Recently, a group of students took me on a tour of an urban farm in Roxbury, an inner-city neighborhood in Boston, Massachusetts. This farm produces a wide variety of delicious and healthy fruits and vegetables right in the heart of the city. I was really impressed by the extraordinary work being done by the teens from the Food Project who run this farm, their commitment to the community, and the incredible abundance of food they produce.

Farm Heart in Boston

I met Elnora Thompson, an expert gardener and extraordinary woman, who brings together people from all over Boston to teach them that gardening and healthy eating is actually fun. I was also fortunate to be with Mayor Menino, and members of the City of Boston's Public Health Commission, who are all doing so much to improve people’s health in Boston.

This urban farm is exactly the kind of engaging, empowering, community-wide health effort we hoped to promote with a new program created by the Department’s initiative Communities Putting Prevention to Work, funded by the Recovery Act.  Boston was recently awarded a $12.5 million grant as part of the initiative, which among other things supports 250 jobs, new space for community gardens, high-quality physical education, and programs to help folks quit smoking.

This work is essential. Chronic diseases -- like diabetes, heart disease and stroke --  account for seven out of ten deaths in the United States and more than three-quarters of all health spending.  Health costs are skyrocketing, and without aggressive efforts to prevent and control chronic diseases, the rise in U.S. health care costs will continue to increase. Programs like this urban farm in Boston can do a lot to prevent disease- simply by giving people healthier food choices right where they live.

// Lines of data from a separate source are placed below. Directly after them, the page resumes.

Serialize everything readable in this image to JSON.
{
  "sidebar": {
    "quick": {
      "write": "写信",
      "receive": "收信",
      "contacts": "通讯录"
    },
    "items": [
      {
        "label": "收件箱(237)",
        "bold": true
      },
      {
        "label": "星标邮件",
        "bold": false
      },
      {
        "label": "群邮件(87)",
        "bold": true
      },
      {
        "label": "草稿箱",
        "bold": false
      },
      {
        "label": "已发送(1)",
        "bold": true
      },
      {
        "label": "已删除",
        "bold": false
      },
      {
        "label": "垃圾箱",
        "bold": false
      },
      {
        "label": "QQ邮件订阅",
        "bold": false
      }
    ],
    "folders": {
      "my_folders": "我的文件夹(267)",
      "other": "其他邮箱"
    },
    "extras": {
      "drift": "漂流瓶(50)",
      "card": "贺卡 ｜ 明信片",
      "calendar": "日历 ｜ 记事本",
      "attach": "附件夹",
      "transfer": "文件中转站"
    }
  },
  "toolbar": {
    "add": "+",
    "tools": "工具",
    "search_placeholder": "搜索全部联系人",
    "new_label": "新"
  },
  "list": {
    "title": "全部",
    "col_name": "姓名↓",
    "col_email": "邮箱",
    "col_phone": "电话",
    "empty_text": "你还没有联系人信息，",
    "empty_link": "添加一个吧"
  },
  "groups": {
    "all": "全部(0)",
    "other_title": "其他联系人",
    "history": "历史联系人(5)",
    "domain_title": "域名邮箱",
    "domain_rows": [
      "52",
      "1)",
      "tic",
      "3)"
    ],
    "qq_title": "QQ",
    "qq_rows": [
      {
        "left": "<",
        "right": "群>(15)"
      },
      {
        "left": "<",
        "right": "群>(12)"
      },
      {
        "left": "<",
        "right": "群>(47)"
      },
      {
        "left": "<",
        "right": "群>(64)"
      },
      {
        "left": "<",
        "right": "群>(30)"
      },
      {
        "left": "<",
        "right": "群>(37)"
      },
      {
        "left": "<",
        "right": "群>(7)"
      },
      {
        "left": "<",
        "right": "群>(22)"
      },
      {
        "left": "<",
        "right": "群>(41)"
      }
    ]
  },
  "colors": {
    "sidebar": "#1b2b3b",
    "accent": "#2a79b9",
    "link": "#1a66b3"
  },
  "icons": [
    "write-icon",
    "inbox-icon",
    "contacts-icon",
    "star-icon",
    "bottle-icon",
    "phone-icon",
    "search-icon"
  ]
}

Boston is one of 44 communities across the country participating in Communities Putting Prevention to Work.  I'm proud that our partnerships to improve people’s health around the country are achieving results we can repeat in other communities.  It means that each one of the people I met at the urban farm today is not just building a healthier Boston, but a healthier America too.